Virginia lawmakers defeated a final attempt to pass the pro-abortion Equal Rights Amendment on Thursday in the House of Delegates.
The ERA would amend the U.S. Constitution to guarantee equal rights for all born citizens no matter what their sex is. Thirty-eight states need to ratify it, and Illinois became the 37th last year. Pro-life advocates long have warned that abortion activists would use the amendment to destroy the limited protections that America provides to unborn babies.
“The ERA, as currently written, would eliminate virtually every single regulation on abortion,” including the partial-birth abortion ban, according to the Virginia Society for Human Life. It also would force taxpayers to fund elective abortions.
Pro-lifers fought hard to prevent the amendment from passing this year. The AP reports abortion activists “mounted an unusually aggressive lobbying and advocacy campaign” for the ERA this year.
Here’s more from the report:
Advocates held vigils and often packed Capitol hallways to greet lawmakers on their way to the House or Senate chambers. Some staged multiple protests aimed at House Republican leaders, including one that led to a women being arrested and jailed for several days on a charge of indecent exposure.
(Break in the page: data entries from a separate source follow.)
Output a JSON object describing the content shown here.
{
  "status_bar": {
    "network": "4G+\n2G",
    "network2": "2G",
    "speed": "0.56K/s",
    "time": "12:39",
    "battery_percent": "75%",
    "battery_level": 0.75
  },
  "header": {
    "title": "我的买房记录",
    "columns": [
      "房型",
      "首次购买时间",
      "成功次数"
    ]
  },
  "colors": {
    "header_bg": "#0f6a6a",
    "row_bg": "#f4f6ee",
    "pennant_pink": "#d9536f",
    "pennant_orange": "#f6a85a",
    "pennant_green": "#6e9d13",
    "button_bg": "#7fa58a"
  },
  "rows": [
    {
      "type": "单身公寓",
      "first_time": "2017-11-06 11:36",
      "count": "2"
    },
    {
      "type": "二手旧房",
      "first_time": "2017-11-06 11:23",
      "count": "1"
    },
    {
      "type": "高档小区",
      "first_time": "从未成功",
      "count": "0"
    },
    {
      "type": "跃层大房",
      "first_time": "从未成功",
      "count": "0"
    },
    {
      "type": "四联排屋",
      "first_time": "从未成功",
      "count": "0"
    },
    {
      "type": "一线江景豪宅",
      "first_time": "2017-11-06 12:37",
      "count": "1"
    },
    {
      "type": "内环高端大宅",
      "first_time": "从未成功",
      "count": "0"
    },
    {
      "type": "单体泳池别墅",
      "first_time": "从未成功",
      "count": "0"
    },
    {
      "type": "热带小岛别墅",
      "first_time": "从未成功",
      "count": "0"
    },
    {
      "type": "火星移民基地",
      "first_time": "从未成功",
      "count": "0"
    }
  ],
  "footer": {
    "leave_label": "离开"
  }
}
Democrats made pointed comments aimed at their Republican colleagues during floor speeches. …
Republicans [in the House] said ratifying the ERA could lead to a raft of unintended consequences, including making it harder for women-owned businesses to win state contracts.
And GOP House Majority Leader Del. Todd Gilbert said the ERA was being pushed by pro-abortion advocates as a way of gaining “an unfettered right to an abortion, right up until the moment of birth and at taxpayer expense.”
Pro-abortion groups lobbying for the ERA include Planned Parenthood, NARAL, the ACLU and the National Organization for Women (N.O.W.).
Former Virginia Attorney General Ken Cuccinelli recently warned that unborn babies’ rights could be completely erased if the amendment is approved.
“Whatever else passage of the currently-worded ERA would do, it would immediately and successfully be used to undermine protections for the unborn and their pregnant mothers,” Cuccinelli wrote in a recent letter to state lawmakers. “There is no reason any person for whom protection of the unborn and their pregnant mothers is a priority to support the currently-worded ERA.”
There is a possibility the ERA would fail even if Virginia ratifies it. When the amendment first was introduced, U.S. Congress set a deadline of 1982 for final passage, and that deadline has long passed. A legal battle would be very likely if the amendment passes.